Dixon, a board member of Tourism Cares, the charitable community of the travel and tourism industry, also spoke at length about the need for sustained tourism development and investment in areas affected by natural disasters. “You can help a place dealing with the ravages of a hurricane, or earthquake, or wildfire by heading down when it’s safe to do so and help their economy get back on track,” he said while Caribbean hurricane alerts buzzed on attendee phones.

Our esteemed panel, with Yu Ningning, president of the China International Travel Service Head Office, on the big screen.

Needless to say it was an illuminating two days in Atlanta. Here are other takeaways about the opportunity presented by increasingly curious and empowered Chinese travelers into the U.S. and globally.

The stat that was repeated over and over again used the U.S. – China Tourism Leadership Summit as a benchmark: When the Summit launched 11 years ago in 2006, there were 300,000 Chinese travelers visiting the U.S. A decade later, the number exploded to 3 million.

According to Brand USA numbers cited at the summit, Chinese visitors shrunk by 1% in the first half of 2017 and outbound tourism from the country grew only 4% according to the most recent figures. Officials cited perceived barriers for foreign visitors under the current U.S. administration as one of the reasons for the visitor dip.

China will become the top overseas global tourism market for the U.S. by 2025, overtaking the UK. Only 220 million Chinese currently have passports, which is only approximately 16% of the country. That is less than half of U.S. totals. According to the State Department’s 2016 figures, 36% of Americans hold a passport. Imagine the global impact when more Chinese see travel as a worthwhile endeavour. The summit was peppered with predictions that China’s “Tier 2 Markets” are going to emerge fast, creating a second wave of first-time global tourists from the country.
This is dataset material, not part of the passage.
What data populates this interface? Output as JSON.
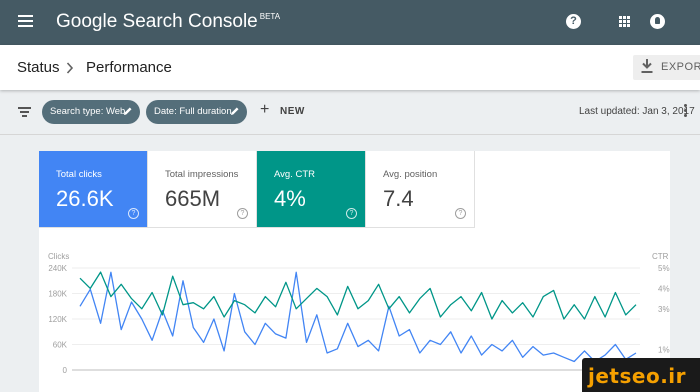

FIT trips are among the fastest growing segments for Chinese tourism in the U.S. The so-called Fly and Drive market is the thin wedge in the push for new, fresh aspects of traditional destinations, according to Chinese officials in attendance. “We want to build on our first trips to New York and San Francisco,” said Yu Ningning, of the CITS Head Office. Brand USA is projecting that by 2018, almost half of Chinese travelers to the U.S. will be FIT (versus the more traditional group tours). To harness the demand, Brand USA is creating road trip itineraries and cinematic videos to seed Chinese social media. And speaking of which…

According to fascinating research presented by Alex Cheng, VP and GM of Baidu USA, 60% of the planet’s sharing economy is Chinese. “Word of mouth, recommendations and inspiration to emulate the adventures of your friends and family is a fundamental driver in China,” he says. He noted that key opinion leaders (KOLs) resonate more among the mainstream in China than in the U.S. Chinese influencers are also able to sell directly from their feeds, essentially closing the gap between recommendations and conversions in a way that doesn’t yet exist in the U.S.
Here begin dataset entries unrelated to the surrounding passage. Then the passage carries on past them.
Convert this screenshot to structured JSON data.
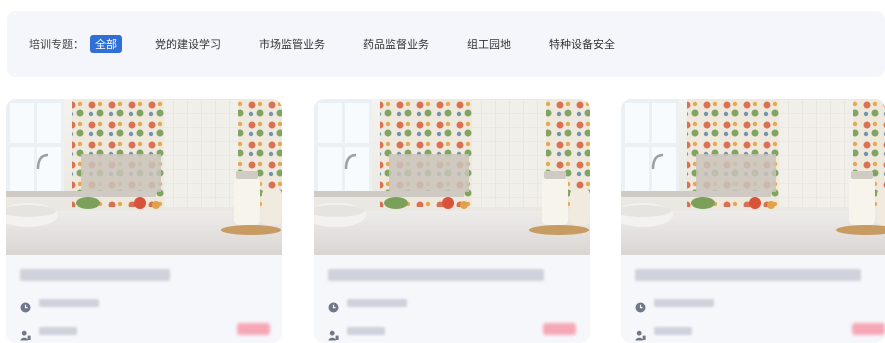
{
  "filter": {
    "label": "培训专题：",
    "items": [
      {
        "label": "全部",
        "active": true
      },
      {
        "label": "党的建设学习",
        "active": false
      },
      {
        "label": "市场监管业务",
        "active": false
      },
      {
        "label": "药品监督业务",
        "active": false
      },
      {
        "label": "组工园地",
        "active": false
      },
      {
        "label": "特种设备安全",
        "active": false
      }
    ]
  },
  "colors": {
    "accent": "#2f6fd6",
    "filter_bg": "#f4f6fb",
    "card_bg": "#f6f7fb",
    "badge": "#f6a7b6"
  },
  "cards": [
    {
      "thumbnail": "kitchen-counter-photo",
      "date_icon": "clock-icon",
      "people_icon": "person-icon"
    },
    {
      "thumbnail": "kitchen-counter-photo",
      "date_icon": "clock-icon",
      "people_icon": "person-icon"
    },
    {
      "thumbnail": "kitchen-counter-photo",
      "date_icon": "clock-icon",
      "people_icon": "person-icon"
    }
  ]
}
Another gap—and opportunity for global vendors catering to Chinese travelers—is payment. We were told on multiple occasions how “the Chinese don’t use cash or credit.” Their payment method? Their phones, usually by way of Alipay and WechatPay. And Chinese travelers are consuming—and sharing—with their phones overwhelmingly. Entire travel platforms are dominating. Mafengwo, for example, is a Chinese travel social media site that enables users to share travel experiences with each other. “We are the new TripAdvisor,” said co-founder and COO Gang Lv. “In fact we’re superior due to our domination in China and mobile convenience.”
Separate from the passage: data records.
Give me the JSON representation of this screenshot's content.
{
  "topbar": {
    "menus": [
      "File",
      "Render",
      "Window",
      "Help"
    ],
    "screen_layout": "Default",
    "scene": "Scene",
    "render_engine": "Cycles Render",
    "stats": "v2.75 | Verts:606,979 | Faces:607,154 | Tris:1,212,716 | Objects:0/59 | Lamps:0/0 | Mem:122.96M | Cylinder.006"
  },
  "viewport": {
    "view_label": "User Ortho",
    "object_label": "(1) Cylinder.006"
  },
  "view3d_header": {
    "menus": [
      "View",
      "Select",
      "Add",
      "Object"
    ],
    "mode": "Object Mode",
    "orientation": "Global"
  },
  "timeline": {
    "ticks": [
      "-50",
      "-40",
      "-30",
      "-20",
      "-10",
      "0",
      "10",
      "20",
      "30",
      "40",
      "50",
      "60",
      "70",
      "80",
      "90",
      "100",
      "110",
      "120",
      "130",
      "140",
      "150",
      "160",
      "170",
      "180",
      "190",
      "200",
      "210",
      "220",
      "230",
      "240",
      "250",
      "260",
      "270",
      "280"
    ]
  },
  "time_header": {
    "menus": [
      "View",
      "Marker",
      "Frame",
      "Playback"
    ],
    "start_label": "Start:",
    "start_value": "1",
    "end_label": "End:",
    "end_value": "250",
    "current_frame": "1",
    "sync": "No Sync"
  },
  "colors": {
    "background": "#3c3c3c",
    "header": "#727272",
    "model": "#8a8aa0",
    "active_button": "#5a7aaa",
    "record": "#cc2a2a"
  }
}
The Atlanta event may have been invite only, but educating the marketplace about marketing to and receiving the Chinese traveler is part of Brand USA’s mandate. Their series of webinars is just one example. The next webinar is Thursday at 1 p.m. EST and covers SEO marketing in China. Best of all, it’s free and doesn’t require the risk of a middle seat to get there.